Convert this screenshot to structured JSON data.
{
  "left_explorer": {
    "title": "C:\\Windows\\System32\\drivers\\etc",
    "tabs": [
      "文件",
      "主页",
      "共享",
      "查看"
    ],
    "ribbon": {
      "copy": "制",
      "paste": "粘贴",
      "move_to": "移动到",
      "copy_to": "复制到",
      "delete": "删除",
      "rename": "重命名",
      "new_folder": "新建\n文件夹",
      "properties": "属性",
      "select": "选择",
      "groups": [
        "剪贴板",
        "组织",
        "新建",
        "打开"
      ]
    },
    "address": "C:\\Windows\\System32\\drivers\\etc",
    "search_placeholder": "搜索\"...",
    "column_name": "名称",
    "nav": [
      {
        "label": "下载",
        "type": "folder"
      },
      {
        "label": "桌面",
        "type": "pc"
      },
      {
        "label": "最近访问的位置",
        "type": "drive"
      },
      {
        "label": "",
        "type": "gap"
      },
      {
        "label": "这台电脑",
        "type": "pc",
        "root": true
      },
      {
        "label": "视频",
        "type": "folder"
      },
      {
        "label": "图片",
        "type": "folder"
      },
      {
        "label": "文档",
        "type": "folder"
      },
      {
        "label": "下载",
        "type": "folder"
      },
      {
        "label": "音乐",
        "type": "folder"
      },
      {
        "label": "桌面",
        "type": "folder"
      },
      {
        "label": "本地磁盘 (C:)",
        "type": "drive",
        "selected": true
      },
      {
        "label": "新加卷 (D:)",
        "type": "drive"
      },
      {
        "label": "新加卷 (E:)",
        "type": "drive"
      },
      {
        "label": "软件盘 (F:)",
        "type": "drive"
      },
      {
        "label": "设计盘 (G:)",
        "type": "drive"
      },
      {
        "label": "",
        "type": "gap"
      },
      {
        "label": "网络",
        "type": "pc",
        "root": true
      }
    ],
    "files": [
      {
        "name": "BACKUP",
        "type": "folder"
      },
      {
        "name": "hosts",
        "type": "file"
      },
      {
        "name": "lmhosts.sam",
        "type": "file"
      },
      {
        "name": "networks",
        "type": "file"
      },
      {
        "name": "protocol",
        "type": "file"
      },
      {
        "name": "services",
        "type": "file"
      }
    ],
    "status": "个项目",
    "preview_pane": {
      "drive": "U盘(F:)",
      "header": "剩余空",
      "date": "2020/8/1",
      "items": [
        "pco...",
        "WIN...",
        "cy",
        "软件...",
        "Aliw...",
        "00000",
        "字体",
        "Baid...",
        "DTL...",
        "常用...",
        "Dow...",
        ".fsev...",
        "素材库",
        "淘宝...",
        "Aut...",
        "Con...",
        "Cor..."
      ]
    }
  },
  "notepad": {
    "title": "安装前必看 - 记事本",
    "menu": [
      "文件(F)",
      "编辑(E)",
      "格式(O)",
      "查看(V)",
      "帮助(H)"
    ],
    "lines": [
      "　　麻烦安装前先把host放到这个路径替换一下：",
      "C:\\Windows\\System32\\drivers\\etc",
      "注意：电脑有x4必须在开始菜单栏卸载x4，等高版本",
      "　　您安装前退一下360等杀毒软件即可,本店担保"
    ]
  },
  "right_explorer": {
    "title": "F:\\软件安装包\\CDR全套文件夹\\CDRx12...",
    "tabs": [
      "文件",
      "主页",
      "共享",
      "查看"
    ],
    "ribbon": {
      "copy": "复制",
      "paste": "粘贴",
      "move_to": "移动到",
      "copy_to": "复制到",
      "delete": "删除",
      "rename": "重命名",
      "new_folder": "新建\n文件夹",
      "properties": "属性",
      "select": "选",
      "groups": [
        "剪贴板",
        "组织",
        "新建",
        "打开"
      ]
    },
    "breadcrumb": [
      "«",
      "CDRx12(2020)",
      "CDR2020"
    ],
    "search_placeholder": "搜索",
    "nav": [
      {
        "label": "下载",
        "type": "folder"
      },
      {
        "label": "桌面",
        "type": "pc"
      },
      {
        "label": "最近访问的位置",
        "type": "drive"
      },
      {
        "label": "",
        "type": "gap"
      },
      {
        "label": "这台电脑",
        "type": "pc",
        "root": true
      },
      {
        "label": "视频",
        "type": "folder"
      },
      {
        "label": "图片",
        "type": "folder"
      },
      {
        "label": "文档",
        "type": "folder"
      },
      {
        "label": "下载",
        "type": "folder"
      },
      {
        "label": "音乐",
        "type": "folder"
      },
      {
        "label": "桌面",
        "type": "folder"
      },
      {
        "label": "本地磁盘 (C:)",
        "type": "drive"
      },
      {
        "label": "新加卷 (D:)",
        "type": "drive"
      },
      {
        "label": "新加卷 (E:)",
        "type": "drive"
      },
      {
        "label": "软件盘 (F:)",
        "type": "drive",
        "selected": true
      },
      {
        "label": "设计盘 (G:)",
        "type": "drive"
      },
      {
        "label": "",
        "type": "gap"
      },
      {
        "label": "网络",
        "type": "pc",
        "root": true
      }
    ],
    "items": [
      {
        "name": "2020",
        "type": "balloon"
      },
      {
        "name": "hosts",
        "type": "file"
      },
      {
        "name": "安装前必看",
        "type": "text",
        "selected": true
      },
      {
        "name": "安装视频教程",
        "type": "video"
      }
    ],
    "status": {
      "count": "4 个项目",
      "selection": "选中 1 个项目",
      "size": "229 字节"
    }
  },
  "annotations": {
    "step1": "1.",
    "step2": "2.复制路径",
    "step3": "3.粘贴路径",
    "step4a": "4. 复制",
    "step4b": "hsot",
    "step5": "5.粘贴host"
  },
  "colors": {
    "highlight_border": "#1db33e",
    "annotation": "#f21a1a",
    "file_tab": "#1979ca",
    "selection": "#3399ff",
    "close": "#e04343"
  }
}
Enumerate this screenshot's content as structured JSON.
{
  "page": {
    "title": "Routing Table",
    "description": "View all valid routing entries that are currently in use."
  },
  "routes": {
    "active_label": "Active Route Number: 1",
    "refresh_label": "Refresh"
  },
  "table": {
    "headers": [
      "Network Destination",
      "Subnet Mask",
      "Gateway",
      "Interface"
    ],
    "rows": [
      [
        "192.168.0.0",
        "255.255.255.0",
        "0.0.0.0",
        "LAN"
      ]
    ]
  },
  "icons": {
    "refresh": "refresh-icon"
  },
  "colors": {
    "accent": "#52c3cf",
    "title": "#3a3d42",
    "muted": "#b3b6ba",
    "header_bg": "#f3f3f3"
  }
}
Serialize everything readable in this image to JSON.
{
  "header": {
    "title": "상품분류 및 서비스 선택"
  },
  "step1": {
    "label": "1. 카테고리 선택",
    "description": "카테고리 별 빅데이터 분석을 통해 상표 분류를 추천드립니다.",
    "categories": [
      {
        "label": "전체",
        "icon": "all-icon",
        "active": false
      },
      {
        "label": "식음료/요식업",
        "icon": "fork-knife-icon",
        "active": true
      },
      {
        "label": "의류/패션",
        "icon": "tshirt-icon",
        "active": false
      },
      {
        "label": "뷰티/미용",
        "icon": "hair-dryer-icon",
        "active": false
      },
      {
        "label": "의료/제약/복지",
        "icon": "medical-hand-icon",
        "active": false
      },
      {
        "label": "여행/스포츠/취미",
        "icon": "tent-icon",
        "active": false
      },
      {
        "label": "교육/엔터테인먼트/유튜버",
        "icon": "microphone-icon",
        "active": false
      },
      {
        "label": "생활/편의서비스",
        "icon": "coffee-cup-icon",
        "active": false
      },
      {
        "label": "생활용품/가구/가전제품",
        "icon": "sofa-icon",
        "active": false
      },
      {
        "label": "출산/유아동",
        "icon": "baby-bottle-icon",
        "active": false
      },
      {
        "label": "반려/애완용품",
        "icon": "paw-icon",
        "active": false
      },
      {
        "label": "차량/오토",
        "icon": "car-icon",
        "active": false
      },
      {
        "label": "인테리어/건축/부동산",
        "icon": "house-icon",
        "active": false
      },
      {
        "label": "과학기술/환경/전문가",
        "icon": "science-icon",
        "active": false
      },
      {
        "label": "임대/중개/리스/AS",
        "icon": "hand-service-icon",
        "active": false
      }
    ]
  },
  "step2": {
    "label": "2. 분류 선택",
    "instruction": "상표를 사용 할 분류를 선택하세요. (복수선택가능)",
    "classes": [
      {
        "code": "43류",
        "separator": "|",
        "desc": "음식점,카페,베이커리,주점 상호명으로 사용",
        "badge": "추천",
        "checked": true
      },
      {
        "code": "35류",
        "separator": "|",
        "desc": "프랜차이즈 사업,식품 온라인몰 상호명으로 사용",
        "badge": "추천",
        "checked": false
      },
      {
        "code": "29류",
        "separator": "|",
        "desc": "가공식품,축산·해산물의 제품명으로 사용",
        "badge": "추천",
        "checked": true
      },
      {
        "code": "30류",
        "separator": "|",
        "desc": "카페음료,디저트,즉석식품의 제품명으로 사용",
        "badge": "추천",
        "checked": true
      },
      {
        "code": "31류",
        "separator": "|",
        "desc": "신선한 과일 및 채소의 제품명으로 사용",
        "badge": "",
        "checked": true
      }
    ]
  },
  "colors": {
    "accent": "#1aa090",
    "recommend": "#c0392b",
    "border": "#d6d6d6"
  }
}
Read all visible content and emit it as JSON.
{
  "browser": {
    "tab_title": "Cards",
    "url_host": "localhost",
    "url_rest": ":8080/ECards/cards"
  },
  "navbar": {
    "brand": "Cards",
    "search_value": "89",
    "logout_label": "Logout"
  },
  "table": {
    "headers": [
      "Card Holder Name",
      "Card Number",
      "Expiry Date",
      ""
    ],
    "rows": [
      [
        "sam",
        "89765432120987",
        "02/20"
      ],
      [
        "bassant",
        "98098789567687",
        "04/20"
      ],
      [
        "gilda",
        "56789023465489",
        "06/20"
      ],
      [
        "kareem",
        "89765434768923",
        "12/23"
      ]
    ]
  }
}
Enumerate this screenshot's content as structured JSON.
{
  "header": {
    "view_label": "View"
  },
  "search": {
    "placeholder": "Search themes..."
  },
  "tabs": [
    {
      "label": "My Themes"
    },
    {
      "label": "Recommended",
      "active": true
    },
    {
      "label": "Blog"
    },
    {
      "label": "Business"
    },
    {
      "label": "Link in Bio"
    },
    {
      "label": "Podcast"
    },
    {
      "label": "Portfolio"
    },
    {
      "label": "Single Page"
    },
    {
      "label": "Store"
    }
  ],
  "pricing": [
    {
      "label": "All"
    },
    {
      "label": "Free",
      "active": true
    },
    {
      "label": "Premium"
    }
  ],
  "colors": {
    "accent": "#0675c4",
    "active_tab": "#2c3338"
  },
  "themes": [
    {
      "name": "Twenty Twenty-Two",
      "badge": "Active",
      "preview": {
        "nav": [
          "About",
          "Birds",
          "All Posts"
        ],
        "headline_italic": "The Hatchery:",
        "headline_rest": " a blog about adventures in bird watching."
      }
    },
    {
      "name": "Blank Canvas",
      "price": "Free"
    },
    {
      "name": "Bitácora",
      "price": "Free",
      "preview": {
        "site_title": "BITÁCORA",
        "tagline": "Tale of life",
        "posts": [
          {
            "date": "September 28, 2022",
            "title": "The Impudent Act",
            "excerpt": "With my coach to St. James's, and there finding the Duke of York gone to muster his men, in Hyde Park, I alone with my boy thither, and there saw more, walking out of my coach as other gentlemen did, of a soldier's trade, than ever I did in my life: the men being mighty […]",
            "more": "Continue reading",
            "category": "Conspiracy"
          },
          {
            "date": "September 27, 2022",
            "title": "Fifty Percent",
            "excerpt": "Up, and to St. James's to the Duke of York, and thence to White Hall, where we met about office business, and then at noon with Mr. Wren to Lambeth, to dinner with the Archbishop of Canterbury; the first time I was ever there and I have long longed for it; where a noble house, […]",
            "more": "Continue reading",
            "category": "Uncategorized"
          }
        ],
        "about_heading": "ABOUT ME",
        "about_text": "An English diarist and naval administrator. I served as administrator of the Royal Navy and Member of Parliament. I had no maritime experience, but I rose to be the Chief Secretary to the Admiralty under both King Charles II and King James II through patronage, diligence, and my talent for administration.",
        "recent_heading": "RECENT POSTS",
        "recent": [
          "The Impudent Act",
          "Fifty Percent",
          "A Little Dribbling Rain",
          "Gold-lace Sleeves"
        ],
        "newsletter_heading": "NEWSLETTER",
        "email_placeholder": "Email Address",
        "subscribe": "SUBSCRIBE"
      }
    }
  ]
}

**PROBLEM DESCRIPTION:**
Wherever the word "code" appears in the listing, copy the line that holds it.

**WRITTEN SOLUTION:**
        "code": "43류",
        "code": "35류",
        "code": "29류",
        "code": "30류",
        "code": "31류",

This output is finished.